28 May 2015

Commissioning the present: Marikana and its Aftermath, a convening by SERI and Wits History Workshop

The Farlam or Marikana Commission of Inquiry was established to investigate a conflict between the police and the striking miners of Lonmin Mine in Marikana, in the North West Province which led to the deaths of 44 people (miners and the police), over 70 injuries and 250 arrests in August 2012. The commission was initially set to have two phases; phase 1 dealt with establishing accountability and who was responsible for the injuries and the deaths that happened between the 9thand 16th of August 2012. At this phase the actions taken by the South African Police Services (SAPS) were to be examined in relation to the violence that took place during the massacre. Phase 2 was meant to investigate the underlining causes of the violence and also review the impact of the massacre on the people of Marikana. However, due to the change in the Terms Of References (TOR), Phase 2 of the Commission did not take place.

A NUM poster commemorating killed striking miners in 1986.

During the convening, there was a discussion about social, economic and political context around the Marikana Commission. The presenters engaged with what 'constitutes' a judicial commission. There were strong sentiments that political involvement in judicial commissions fails the work of the commission itself, particularly regarding the requirement to establish responsibility and accountability for the violence. In the absence of the Commission's report, South Africa does not know who the Farlam Commission claims is responsible for the violence and who should be accountable for the deaths and injuries at Marikana.

The relationship between corporates and government took the spotlight when the living conditions of the workers, their families and the Marikana community were exposed, depicting an area with no sanitation, decent housing, education infrastructure and electricity. This is despite the fact that the mine itself is fully resourced.

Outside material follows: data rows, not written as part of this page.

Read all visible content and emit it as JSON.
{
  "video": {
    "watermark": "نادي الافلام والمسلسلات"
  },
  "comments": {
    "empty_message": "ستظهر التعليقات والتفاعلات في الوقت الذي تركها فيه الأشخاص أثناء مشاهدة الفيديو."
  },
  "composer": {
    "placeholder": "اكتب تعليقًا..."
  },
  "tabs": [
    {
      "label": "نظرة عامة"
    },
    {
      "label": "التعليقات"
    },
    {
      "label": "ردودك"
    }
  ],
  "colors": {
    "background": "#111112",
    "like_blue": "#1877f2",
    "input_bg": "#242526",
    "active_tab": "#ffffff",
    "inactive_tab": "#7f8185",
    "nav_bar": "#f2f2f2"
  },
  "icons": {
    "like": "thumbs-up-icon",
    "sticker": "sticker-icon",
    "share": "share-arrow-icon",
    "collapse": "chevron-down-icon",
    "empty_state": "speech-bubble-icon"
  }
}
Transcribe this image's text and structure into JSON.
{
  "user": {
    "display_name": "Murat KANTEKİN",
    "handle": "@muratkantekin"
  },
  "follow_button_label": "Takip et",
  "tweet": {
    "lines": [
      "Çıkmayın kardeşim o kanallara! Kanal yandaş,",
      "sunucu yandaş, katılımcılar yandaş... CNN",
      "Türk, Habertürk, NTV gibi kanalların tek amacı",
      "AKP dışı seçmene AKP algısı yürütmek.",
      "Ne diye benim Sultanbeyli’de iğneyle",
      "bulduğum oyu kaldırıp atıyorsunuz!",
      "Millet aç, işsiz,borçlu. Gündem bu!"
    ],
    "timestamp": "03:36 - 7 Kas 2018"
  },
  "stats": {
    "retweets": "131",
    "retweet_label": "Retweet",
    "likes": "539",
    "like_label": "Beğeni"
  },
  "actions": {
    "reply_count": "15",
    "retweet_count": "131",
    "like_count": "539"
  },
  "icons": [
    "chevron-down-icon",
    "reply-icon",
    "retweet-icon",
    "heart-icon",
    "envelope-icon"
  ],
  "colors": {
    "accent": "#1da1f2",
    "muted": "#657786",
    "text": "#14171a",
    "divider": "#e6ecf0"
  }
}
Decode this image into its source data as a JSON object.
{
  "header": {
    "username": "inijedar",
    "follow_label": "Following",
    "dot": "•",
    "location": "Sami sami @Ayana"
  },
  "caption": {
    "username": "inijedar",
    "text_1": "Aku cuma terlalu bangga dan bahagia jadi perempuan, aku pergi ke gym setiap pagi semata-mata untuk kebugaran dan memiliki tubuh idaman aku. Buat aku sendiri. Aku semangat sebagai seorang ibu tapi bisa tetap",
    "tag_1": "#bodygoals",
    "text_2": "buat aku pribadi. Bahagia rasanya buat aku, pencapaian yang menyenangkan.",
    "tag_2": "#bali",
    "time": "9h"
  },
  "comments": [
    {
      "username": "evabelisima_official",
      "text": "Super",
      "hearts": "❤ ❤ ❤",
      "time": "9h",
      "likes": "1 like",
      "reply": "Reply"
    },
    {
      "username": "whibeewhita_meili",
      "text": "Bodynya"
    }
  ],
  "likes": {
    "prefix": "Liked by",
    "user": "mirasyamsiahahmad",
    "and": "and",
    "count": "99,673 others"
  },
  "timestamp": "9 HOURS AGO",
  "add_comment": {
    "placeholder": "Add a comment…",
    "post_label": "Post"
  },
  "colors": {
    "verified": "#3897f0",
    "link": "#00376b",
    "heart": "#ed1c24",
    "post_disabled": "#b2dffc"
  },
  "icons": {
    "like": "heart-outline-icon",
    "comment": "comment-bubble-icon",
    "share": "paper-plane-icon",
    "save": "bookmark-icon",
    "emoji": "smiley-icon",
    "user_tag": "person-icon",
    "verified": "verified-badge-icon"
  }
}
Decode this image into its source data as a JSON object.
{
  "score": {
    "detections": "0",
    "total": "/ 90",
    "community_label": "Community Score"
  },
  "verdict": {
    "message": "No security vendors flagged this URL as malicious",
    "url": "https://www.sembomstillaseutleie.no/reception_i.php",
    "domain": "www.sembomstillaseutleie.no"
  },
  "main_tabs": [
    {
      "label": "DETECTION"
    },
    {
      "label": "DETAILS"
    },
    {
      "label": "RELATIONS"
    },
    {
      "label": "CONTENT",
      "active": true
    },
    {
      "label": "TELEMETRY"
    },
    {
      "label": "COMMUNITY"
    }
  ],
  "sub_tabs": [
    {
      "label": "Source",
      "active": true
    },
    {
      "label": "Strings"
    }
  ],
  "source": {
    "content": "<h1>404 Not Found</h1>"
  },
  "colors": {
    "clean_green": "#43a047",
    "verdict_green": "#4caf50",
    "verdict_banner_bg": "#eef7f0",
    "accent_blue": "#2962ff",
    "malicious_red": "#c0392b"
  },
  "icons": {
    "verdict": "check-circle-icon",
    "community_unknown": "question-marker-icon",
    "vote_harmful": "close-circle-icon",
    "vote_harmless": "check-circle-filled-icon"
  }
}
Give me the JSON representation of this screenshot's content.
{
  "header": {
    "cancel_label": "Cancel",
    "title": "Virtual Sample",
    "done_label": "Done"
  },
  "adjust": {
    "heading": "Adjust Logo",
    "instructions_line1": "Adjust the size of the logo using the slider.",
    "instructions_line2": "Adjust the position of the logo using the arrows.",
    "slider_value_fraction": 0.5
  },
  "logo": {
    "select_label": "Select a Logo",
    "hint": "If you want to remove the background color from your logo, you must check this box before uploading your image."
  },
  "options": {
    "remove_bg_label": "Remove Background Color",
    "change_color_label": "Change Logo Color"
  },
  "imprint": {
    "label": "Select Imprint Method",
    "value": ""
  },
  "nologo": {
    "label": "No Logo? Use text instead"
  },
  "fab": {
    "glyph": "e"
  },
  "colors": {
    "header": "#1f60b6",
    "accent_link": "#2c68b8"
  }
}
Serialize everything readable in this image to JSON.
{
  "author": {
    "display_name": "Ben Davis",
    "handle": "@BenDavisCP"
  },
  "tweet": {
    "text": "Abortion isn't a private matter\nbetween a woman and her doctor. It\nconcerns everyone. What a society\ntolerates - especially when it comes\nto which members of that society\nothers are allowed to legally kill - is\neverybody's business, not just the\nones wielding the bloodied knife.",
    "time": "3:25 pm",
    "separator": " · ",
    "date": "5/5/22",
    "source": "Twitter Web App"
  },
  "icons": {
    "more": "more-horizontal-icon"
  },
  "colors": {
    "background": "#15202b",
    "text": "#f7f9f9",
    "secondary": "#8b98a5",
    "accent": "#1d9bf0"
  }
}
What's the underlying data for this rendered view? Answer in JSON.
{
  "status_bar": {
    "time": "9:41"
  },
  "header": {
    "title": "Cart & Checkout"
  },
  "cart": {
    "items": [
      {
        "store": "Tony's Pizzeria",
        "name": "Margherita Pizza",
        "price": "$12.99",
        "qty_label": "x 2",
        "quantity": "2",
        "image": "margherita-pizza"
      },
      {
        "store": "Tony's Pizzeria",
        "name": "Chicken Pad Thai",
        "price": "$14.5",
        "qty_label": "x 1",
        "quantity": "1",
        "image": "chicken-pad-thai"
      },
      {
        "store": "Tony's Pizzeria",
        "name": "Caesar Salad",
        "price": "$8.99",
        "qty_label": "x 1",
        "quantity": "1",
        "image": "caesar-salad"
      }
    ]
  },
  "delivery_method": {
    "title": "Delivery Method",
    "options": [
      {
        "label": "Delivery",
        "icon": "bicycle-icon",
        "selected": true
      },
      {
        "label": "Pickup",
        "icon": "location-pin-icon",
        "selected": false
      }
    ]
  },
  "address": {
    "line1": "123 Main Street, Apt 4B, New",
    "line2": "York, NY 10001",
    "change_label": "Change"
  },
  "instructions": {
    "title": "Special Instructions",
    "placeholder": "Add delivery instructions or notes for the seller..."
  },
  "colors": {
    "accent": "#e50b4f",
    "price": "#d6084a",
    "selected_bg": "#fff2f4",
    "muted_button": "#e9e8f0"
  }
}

The lack of development in the Marikana community implies that Lonmin's labour and social plans have not been implemented or enforced by the government. The labour and social plans, which include housing, education, employment and sanitation programmes in the area of business, is a legal obligation and the businesses may be shut down if the plans are not implemented.

In the Marikana case, the involvement of Deputy President Cyril Ramaphosa who was then Director of Lonmin, showed signs of unhealthy relationship between government and the corporate sector. This exposed the potential of government complicity with non-compliant, lucrative corporate entities.

From a gendered perspective, the convening looked at the role that women have had to take on since their male family members (mostly husbands) died that fateful day in August 2012. Some of the women have had to take up jobs in the same mine where their husbands died to support their families. In the same breath women have played an essential role during the Commission in restoring the dignity of their husbands in depicting them in a way that counter-narrates the government and media's depiction of the miners as 'hooligans' and 'trouble makers'.

A poster of 1986-1987 miners strike

This led to the discussions around the narratives of the Commission and the narratives of the families and the workers as highlighted at the panel discussion on "Popular Politics after Marikana". The Marikana Commission was seen as the Commission that was enacted to 'control' the narratives around what really happened at Marikana. That means that the stories and actions of the miners gave way to the Commission's narrative. This led to a discussion of the politics of telling narratives of tragedies from the bottom up, and highlighted the fact that historically in South Africa, truths are told from the authoritative perspective which produces one sided narratives about a much diversified South Africa.

The convening gave comprehensive insight into the mining industry in South Africa and the lived realities of the people that make the mining industry lucrative and one of the most developed in Africa. The Commission's report has been handed to the president Jacob Zuma, but no date had been announced as to when the report will be publicly available.  SAHA, The Marikana Support Campaign (MSC), and the Right2Know Campaign (R2K) have submitted a PAIA application for this document.

To read the press release from the UDF's pledge in support of striking mine workers in 1987, see SAHA's collection AL2431: The United Democratic Front collection. 

To see more posters of the 1986 mine strike - as seen above - view SAHA's collection AL2446:The SAHA Poster Collection. 

View the SERI and Wits History Workshop panel programme for Commissioning the present: Marikana and its aftermath.